A foreign scribe in Mumbai
The world of the foreign correspondent is a challenging one: you land in a new city, and before you know it you're up and running, digging out the best stories, excavating its secrets and making sense of it all for reader's back home.
>> The world of the foreign correspondent is a challenging one: you land in a new city, and before you know it you’re up and running, digging out the best stories, excavating its secrets and making sense of it all for reader’s back home. Recently, we had dinner with the head of the FT’s Mumbai bureau Chief James Crabtree and were given a dekho into his world. Crabtree, an Englishman, who was posted to Mumbai six months ago says that there are at least a dozen of his foreign correspondent’s tribe in Mumbai, and that though they might not constitute a community, they meet each other at all the events and know of each others work.
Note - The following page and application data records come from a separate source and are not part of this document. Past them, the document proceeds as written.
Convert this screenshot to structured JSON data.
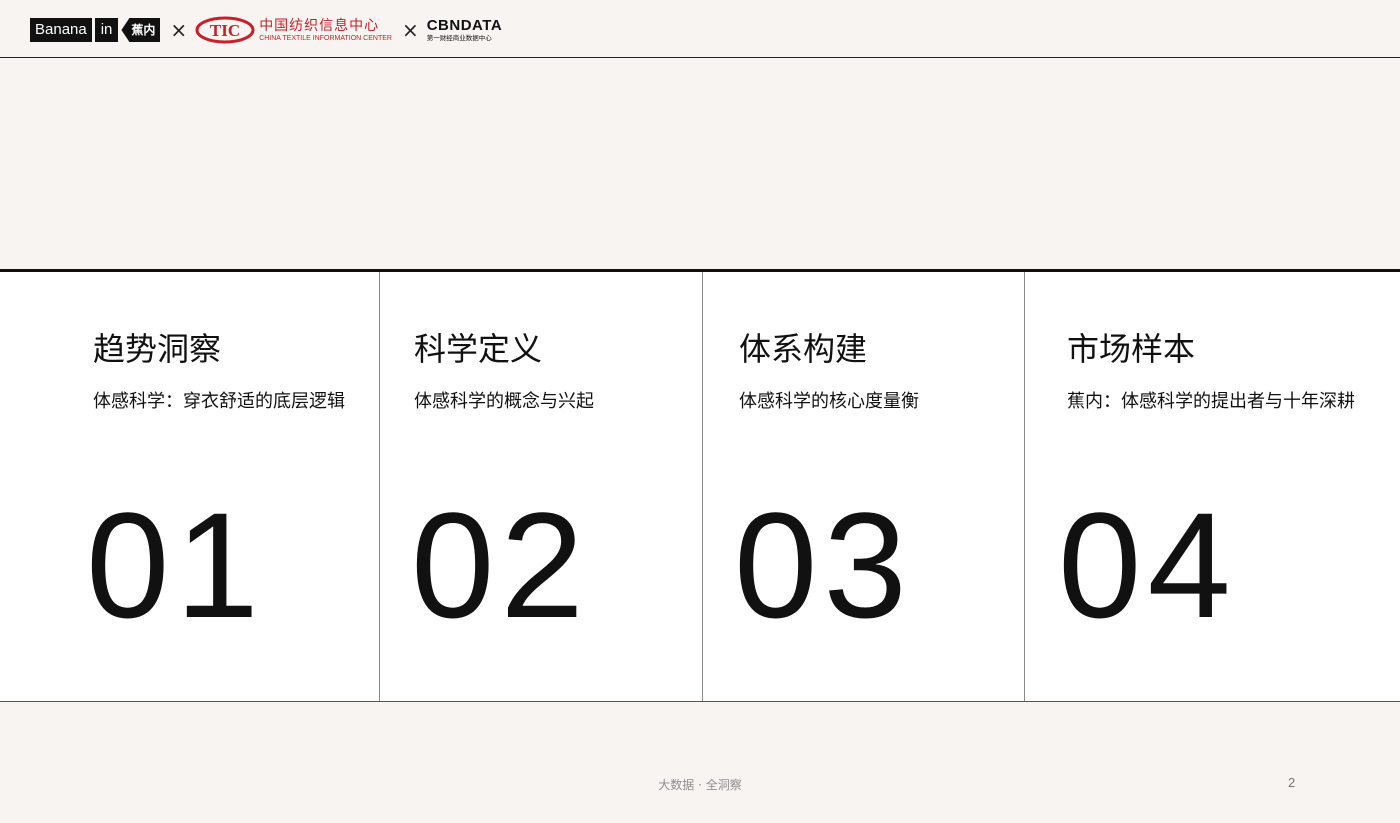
{
  "header": {
    "logos": {
      "bananain": {
        "name": "Banana",
        "in": "in",
        "cn": "蕉内"
      },
      "separator": "×",
      "ctic": {
        "mark": "TIC",
        "cn": "中国纺织信息中心",
        "en": "CHINA TEXTILE INFORMATION CENTER"
      },
      "cbndata": {
        "name": "CBNDATA",
        "sub": "第一财经商业数据中心"
      }
    }
  },
  "sections": [
    {
      "title": "趋势洞察",
      "subtitle": "体感科学：穿衣舒适的底层逻辑",
      "number": "01"
    },
    {
      "title": "科学定义",
      "subtitle": "体感科学的概念与兴起",
      "number": "02"
    },
    {
      "title": "体系构建",
      "subtitle": "体感科学的核心度量衡",
      "number": "03"
    },
    {
      "title": "市场样本",
      "subtitle": "蕉内：体感科学的提出者与十年深耕",
      "number": "04"
    }
  ],
  "footer": {
    "tagline": "大数据 · 全洞察",
    "page_number": "2"
  },
  "colors": {
    "background": "#f7f4f1",
    "ctic_red": "#c8202a",
    "text": "#111111"
  }
}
And what does he think of his new posting? “I tell any who asks that Mumbai is one of the best places to watch the future unfold,” he says. “Also unlike China’s business elite, which is secretive and insular, India’s business elite is open and likes to talk to journalists.”
And what has been Crabtree’s favourite Mumbai story? For a man whose work has been attracting note for its depth and understanding, Crabtree picks a googly. “I think it was my story on the stray dogs I encountered at Bombay House,” he says, “I learnt that Mr Tata had once requested that they be allowed to come in to the building during the monsoon and since then they are being taken care of and fed by caring staff,” he says. “People like reading stories about dogs,” says Crabtree, himself an ardent cat lover. His fiancé Mary Abdo and he have come in with two magnificent feline specimens we hear.
Pawar family celebration
>> Whatever his political positions, when it comes to being the ultimate family man few politicians compare with Maharashtra strongman Sharad Pawar, who has conducted his personal life with a dignity and grace rarely seen amongst his ilk. Which is why when he celebrated his 45th wedding anniversary last evening at his South Mumbai home surrounded by his family, close friends and admirers, it was a low-key private affair, to which only the chosen few were invited.
Organised by his doting daughter Supriya, the evening was marked with warmth, informality and good cheer with family members recording their good wishes and memories of their patriarch and his favourite dishes being served. Away from the political arena, the Pawars lead a pretty low-key existence and credit for that goes to his graceful wife Pratibhatai who makes sure that sycophants and political expediencies do not mar the sanctity of her home. We like!
>> What a terrible turmoil the Indian art world seems to be in! And this time, the scandals appear to surround India’s three greatest masters rather than its enfant terribles, according to a highly credible source. With many of the masters passing on or at their last creative stage, the problems have to do with authentication and the amount of fakes floating around. The reigning living master has begun to charge sums starting at Rs 5 lakh to authenticate his work. “This is so that people who have bought his paintings will not face difficulty if they want to re-sell them,” says our source. If this is not bad enough, there’s more trouble: the sons of two departed masters are reported to be happy to authenticate any works brought to them for small amounts. “One of them, sitting in Goa will sign a document for as little as Rs 50K,” we’re told. “And the other might even go so far as replicate his father’s style for eager buyers.” What a shame. But what else do you expect after the art world ceased to be one of ideas and creativity and became another ‘investment’ opportunity?
The mysterious Rahul flip-flop
>> So, here’s a Delhi insider’s take on Rahul Gandhi and the great flip-flop about his role as an active politician. “Last November, it was certain that RG would become a cabinet minister,” says our source. “Then, unfortunately, the Coalgate scam happened and his plans to be part of the government were thwarted, as the controversies were not considered conducive for inducting him in the cabinet.
But on the day of the presidential elections, it was clear to his minders that the Congress was in a commanding position and he was ready for a bigger role in the party and would be getting a cabinet berth. So, suitable hints were dropped to the media regarding this,” our source says. “But, of course, this did not fall in with the plans of certain vested interests and a political crisis was engineered to destabilise the Congress and its vulnerability exposed. And, once again his over cautious advisers felt it was not the right time to induct him in to the cabinet.” So now you know.
But the information that most caught our attention was that none other than the man at the very top was stymieing Rahul’s induction. “He doesn’t want him to become the super PM in the cabinet,” we were told.
>> The very charming Osh Bhabani, a wizard when it comes to wielding the scissors on some very celebrated heads, applied his expertise to this column, we are happy to report. On Tuesday, we had carried an item about the stylist and all the various projects that were keeping him busy.
But with a small error: we’d mentioned the name of an earlier business that he’d been associated with. Osh set the record straight with an elegant snip: B Blunt is the name of our salon franchise,” he said. “We haven’t been associated with the other salon for eight years.” Now, for that elusive appointment to experience his expertise on our head-not words.